Part four moves on to actually constructing an act out of the elements of comedy and character and lines and assistants and, of course, tricks including which tricks to put in what order and why (this is by no means, however, a book of tricks).
The fifth and final section, addressing preparation, discusses pragmatic issues of staging, lighting, sound, introductions, running time, and even smoke alarms. A second chapter in this section (the 14th chapter, all told) concerns itself with business issues, including venues, money, promotional materials, agents, and venues.
That succinct inventory of the book's contents does little justice to the thoroughness and rationality of Mr. Keable's text. Unlike David Stone in The Real Secrets of Magic (reviewed in September 2008 Genii), Mr. Keable wastes no space in an attempt to regale you with humor; rather he gets down to business and then remains on track for 282 engaging and articulate pages. And unlike occasional diversions in Ken Weber's Maximum Entertainment (a similarly useful book which Mr. Keable endorses several times), this author is generally careful to prevent himself from straying into areas where issues of subjective artistic taste are presented as universal truisms of craft. Not only is there no filler in this book, but the author is frequently willing to sacrifice his own dignity on the alter of full disclosure and useful instruction, admitting as he does, for example, to a number of occasions in his youth when he overstepped ethical boundaries and lifted a line or even a routine, in the desperateness of inexperience a practice he by no means defends, and offers solely by way of shameful illustration.
That said, although Mr. Keable does state the ethical rules, I find myself concerned that some readers may take his frequent and helpful examples as a pick-and-choose menu of potential theft.
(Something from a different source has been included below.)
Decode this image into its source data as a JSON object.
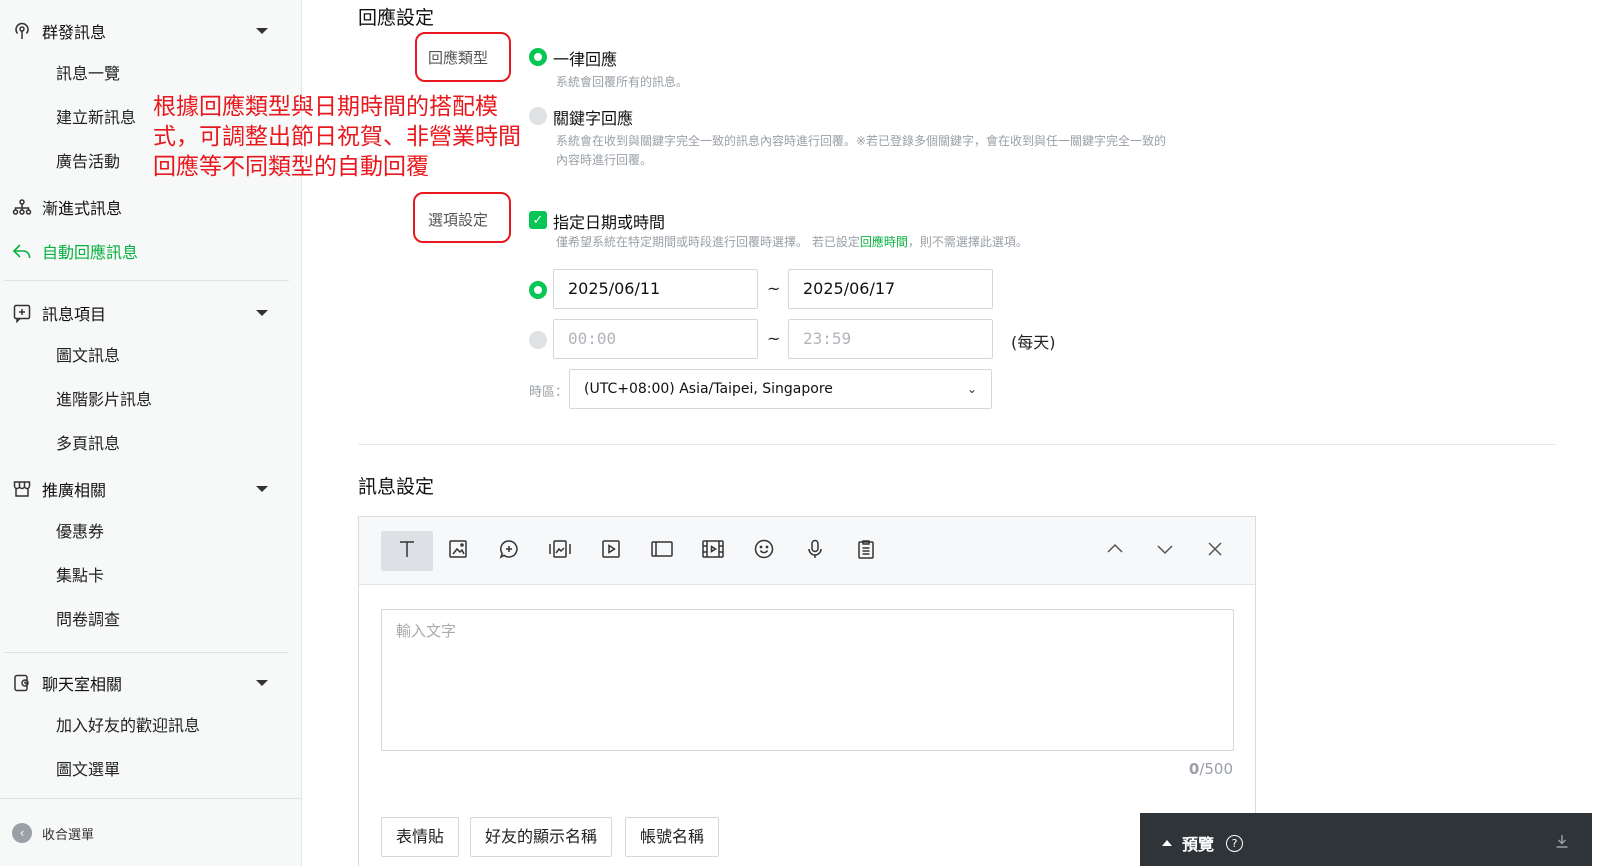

Let me remind readers that the material published in these pages other than Mr. Keable's own routines perhaps are not included here for your use. If you lift a single line from this book that is not yours, you are a thief and will, one hopes, be caught and suitably censured, if not ostracized, for your miscreant ways. Not every working pro goes through a thieving stage.
As always with a book of this nature, one should be careful to avoid accepting the author's artistic choices as your own. While Mr. Keable certainly does not propose that you create an act by assembling every stock line you can get your hands on (an ever-popular technique that comprises the work of that special breed of artist universally known as the hack), nevertheless there are many who might take issue with the wisdom of finding virtually any use of stock lines artistically acceptable or even professionally wise. In the October, 1995 issue of Genii, as a sidebar to my review of a booklet of stolen comedy lines, I provided an interview with the veteran headline comic, actor, and film director Paul Provenza. Therein, he described the shock he experienced when, at the age of about 17, he discovered that in magic shops you could purchase the jokes with the tricks, whereas even in his then fledgling experience in comedy clubs, he knew he would be swiftly banished from the comedy scene if he did anything other than 100 percent of his own material. That is a model of artistic values that magic, as a whole, would greatly benefit from if more magicians embraced it.
These issues aside, I commend Ian Keable for the thoroughness, frankness, and cogency of the working manual he has produced. If you are thinking of embarking on a career as a standup magician, or even if you have been in such a career for as much as five to 10 years, I can't see that you will not get your money's worth for this reasonably priced volume that is stuffed with real-world experience and guidance.